Manchester United midfielder Jesse Lingard has reached a difficult period in his Old Trafford career. At a time when scrutiny of the club’s forwards and attacking players is more intense than ever, his contributions over the last 12 months have been disappointing to say the least.
Lingard was a breath of fresh air when he broke into the first team under Louis van Gaal towards the end of 2015, by that stage already arguably a late bloomer at almost 23.
He famously scored the winning goal in the 2016 FA Cup final against Crystal Palace at Wembley and proceeded to further stake his claim by making 42 appearances in all competitions for new manager Jose Mourinho the following season as United won two trophies.
A few weeks before the campaign’s close, Lingard had signed a new four-year contract worth a reported £100,000-per-week. There were no doubts that he was in the first team to stay.
A popular figure with younger supporters, Lingard divided older fans unsure what to make of his personality. There were also concerns about whether his quality justified his contract and the money involved, especially seeing as he then started just one of the first 13 Premier League games of the 2017/18 season.
Many valued him as a home-grown player who would work hard for his boyhood club when called upon. Anything beyond that seemed…optimistic.
However, at the end of November 2017, something seemed to click for Lingard. Mourinho started him away against Watford after not featuring in either of the two previous Premier League games and he repaid his manager’s faith with a goal and assist in a 4-2 win.
Lingard scored five more Premier League goals in the eight games that followed, including a brace in a United win against Arsenal at the Emirates Stadium. He followed it up with FA Cup goals against Derby and Yeovil in January and scored a winner against Chelsea in February.
By the end of 2017/18, Lingard had scored 13 goals and provided seven assists in all competitions. If there was a way to justify his contract signed 13 months earlier, he’d done it. Not only that, he played a key role as England reached the semi-finals at the 2018 World Cup.
Unfortunately for Lingard, he hasn’t performed consistently well since. A delayed pre-season owing to his World Cup participation made for a difficult start to last season, not helped by an injury that ruled him out five games in total and disrupted his rhythm.
It was December before Lingard eventually scored his first goal of the campaign – and this was coming off the back of a season in which he’d scored 13 and proven to be an invaluable asset. He had a strong December again, scoring four and assisting two. It seems to be his ‘thing’.
Yet Lingard hasn’t managed a single Premier League goal or assist since. His last direct contribution to a league goal was setting up Paul Pogba late in a 3-1 win over Huddersfield on Boxing Day 2018.

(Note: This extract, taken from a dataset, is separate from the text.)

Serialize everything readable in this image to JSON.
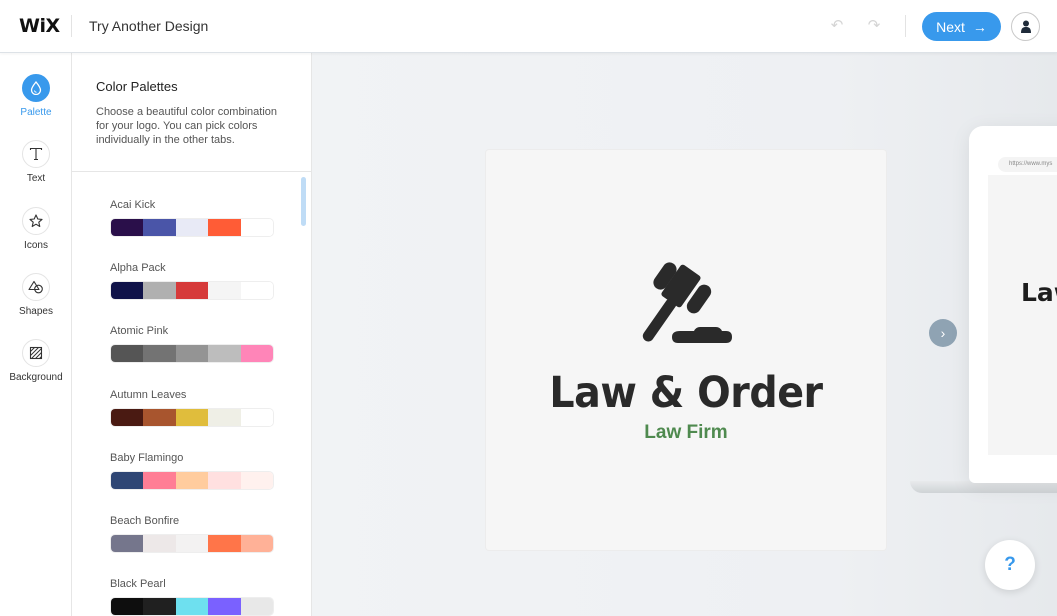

More alarmingly – and this is a damning stat gaining traction on social media – he hasn’t managed a single goal or assist in 11 of the last 12 months in which Premier League football has been played. Without last December on his record, his last direct contribution was an assist against Bournemouth in April 2018. His last goal was the aforementioned header he got against Chelsea in February 2018.
Players like Lingard are defined by goals and assists. He isn’t cutting it and hasn’t for a while. No one will question his work rate or pressing, but quality on the ball has to be there as well.
The 26-year-old was very disappointing in Monday night’s 1-1 draw against Wolves. He had the chance to make the difference for United, on one occasion snatching at a good chance, and on another failing to recognise in time a disguised pass from Aaron Wan-Bissaka.
Lingard’s age is also now a factor. At 26, mistakes, poor performances and general inconsistency can no longer be excused by a ‘young player’ label. Like it or not, he is a senior individual and was actually United’s oldest outfield player in the starting line-up at Molineux.
Manager Ole Gunnar Solskjaer is believed to have had strong words with Lingard over ill-advised social media activity during the summer. He appears to have been a little subdued since, perhaps trying to come to terms with what has to be a more mature role for him.
United have got long-term plans as the club attempts to build a squad capable of competing for the Premier League title once more. With two more years left on his contract, this season is now crucial for Lingard to prove that he can be consistently good enough to remain a part of it.
Another good December alone won’t be enough.